[[folder:Western Animation]]
* Some of the earlier fights in ''WesternAnimation/TeenTitans'' had poor choreography on Robin's part. Several times he backflips ''away'' from the enemy to kick them. Fortunately he cleaned up his act in later seasons. This might be deliberate given that every time he fought [[BigBad Slade]] (who didn't bother with flips or gymnastics at all), Slade kicked his ass.
* In real judo, a "throw" is any maneuver that knocks an opponent off his feet. In an episode of ''WesternAnimation/TheFlintstones'', however, Wilma used judo to throw an intruder all the way into the next room and out the door.
* ''WesternAnimation/TeenageMutantNinjaTurtles''
** The show couldn't have the turtles use their weapons to shed blood, so they go all out on the martial arts instead.
** Speaking of the Turtles, Master Splinter's portion of the title sequence sees him demolishing a wooden tower by breaking individual boards with a sequence of moves ''while falling through it''.
* In the ''WesternAnimation/DoubleDragon'' animated series, Jimmy Lee has what Billy called "deadly Shadow Moves", which one of the kids learned when he watched Jimmy practice.
* One episode of ''WesternAnimation/{{WITCH}}'' has Will go into a Crane Kick pose, but not use the attack, when she and the girls race back to where they were hiding Yan Lin. Equally frustrating was the fact that, as they were running, at least one of them climbs over and jumps off a big rock, which would just use up strength needed to fight if something bad WAS happening.
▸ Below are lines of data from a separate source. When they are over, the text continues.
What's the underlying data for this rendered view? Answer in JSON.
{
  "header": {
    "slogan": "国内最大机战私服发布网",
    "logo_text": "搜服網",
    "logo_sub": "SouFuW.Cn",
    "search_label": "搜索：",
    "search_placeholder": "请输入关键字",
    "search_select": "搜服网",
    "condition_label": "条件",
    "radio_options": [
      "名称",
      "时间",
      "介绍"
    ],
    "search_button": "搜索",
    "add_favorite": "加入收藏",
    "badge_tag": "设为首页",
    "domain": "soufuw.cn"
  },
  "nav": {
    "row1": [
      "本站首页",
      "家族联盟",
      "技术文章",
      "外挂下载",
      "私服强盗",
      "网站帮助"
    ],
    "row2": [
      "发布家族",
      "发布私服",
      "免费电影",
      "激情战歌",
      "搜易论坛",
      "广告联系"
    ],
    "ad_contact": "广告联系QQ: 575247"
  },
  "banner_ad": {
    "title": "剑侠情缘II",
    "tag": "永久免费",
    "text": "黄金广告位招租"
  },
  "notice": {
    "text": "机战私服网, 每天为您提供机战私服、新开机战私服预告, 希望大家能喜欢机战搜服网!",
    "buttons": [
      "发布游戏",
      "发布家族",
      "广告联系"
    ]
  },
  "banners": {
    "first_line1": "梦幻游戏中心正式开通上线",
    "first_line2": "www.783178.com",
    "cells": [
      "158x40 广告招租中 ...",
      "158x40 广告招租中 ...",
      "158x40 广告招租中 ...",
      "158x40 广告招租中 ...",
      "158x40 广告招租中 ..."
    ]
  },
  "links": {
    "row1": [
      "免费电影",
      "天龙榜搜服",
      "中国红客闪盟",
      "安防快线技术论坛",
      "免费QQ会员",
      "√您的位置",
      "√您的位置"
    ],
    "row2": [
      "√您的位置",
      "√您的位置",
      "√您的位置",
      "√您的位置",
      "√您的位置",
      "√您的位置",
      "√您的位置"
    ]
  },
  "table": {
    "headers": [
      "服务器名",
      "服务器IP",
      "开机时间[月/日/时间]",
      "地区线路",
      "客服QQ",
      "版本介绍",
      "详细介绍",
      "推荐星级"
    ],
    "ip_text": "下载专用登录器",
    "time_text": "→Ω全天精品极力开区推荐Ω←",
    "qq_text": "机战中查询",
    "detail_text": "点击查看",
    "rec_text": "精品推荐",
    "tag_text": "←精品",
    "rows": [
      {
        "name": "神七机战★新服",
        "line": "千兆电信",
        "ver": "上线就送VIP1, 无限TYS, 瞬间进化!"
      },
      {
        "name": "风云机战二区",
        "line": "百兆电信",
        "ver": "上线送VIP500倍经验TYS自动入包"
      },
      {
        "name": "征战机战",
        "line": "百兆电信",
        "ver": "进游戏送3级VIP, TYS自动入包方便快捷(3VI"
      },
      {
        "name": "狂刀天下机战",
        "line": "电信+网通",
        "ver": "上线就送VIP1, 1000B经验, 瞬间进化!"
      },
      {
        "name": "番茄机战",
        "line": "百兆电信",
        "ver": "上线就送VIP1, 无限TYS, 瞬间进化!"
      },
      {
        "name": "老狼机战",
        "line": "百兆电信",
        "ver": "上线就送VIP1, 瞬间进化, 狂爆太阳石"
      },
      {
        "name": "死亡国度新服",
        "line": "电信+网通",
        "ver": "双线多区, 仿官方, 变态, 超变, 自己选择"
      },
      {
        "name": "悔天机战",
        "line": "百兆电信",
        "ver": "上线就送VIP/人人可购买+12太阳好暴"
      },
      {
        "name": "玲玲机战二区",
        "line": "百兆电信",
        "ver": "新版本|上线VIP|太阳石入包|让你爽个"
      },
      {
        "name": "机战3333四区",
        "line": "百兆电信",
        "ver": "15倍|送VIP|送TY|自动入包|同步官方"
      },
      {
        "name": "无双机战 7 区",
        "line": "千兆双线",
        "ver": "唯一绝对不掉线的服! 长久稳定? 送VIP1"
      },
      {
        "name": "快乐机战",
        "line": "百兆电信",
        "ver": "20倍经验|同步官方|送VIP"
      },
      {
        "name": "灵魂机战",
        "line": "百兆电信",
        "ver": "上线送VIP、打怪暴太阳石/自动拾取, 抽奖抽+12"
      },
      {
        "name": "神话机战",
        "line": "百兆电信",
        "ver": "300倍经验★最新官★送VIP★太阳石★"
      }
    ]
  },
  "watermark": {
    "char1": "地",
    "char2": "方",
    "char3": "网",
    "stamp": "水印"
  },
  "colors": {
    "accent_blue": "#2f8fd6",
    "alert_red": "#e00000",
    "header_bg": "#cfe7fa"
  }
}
* One episode of ''WesternAnimation/DextersLaboratory'' had the characters learn a "free Judo lesson" that involved shrieking "AAAAAH, SHITAKE!!!" while flying through the air at the opponent.
* ''WesternAnimation/JackieChanAdventures'' unashamedly did plenty of this in emulating the action of Jackie Chan's better-known movies (meaning that the action is about 20% theatrical martial arts and 80% Jackie running away from danger and hastily improvising defenses). The villainous henchman Hak Foo even takes the time to [[CallingYourAttacks call attack names]] for everything from basic punches to excessive gymnastic combination attacks.